*** DATA PROVIDED ***

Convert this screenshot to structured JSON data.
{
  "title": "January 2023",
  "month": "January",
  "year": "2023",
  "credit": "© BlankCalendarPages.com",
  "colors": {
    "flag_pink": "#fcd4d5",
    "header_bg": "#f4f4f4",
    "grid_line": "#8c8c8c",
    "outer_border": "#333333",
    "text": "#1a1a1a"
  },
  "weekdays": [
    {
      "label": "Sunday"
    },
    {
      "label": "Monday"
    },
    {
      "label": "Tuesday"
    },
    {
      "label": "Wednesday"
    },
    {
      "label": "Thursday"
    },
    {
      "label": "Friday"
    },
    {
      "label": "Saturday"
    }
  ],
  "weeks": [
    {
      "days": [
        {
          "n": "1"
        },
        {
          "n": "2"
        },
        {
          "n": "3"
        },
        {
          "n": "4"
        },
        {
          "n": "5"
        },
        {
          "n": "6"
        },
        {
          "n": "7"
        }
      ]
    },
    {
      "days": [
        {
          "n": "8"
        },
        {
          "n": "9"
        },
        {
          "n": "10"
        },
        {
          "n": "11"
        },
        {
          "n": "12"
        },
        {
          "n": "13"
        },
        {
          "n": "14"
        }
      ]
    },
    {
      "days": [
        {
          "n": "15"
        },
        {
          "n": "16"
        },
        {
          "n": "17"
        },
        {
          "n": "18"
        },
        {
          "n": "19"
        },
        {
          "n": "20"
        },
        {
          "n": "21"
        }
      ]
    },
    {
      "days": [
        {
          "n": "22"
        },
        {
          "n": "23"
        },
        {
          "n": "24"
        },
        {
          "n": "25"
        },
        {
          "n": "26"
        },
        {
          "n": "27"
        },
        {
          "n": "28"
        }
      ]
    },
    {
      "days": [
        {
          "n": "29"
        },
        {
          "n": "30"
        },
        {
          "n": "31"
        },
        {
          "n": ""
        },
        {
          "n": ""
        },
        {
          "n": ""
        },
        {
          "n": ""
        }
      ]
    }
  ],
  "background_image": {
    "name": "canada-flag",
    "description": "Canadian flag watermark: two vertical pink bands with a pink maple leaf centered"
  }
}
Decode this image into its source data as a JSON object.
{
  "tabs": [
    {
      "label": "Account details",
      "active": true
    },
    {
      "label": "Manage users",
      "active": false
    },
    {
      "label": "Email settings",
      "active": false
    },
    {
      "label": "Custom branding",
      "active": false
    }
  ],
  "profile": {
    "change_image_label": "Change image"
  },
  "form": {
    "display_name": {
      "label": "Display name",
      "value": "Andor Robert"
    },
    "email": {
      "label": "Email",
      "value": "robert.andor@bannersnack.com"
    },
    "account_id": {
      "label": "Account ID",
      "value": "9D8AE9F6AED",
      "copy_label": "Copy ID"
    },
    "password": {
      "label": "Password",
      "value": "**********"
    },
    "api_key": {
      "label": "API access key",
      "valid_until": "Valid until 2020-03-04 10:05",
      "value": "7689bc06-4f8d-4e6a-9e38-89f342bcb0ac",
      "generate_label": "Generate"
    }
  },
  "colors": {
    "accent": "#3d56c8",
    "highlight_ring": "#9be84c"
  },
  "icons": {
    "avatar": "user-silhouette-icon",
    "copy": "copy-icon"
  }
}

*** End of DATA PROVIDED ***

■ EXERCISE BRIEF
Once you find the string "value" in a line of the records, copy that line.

■ SOLUTION TO THIS EXERCISE
      "value": "Andor Robert"
      "value": "robert.andor@bannersnack.com"
      "value": "9D8AE9F6AED",
      "value": "**********"
      "value": "7689bc06-4f8d-4e6a-9e38-89f342bcb0ac",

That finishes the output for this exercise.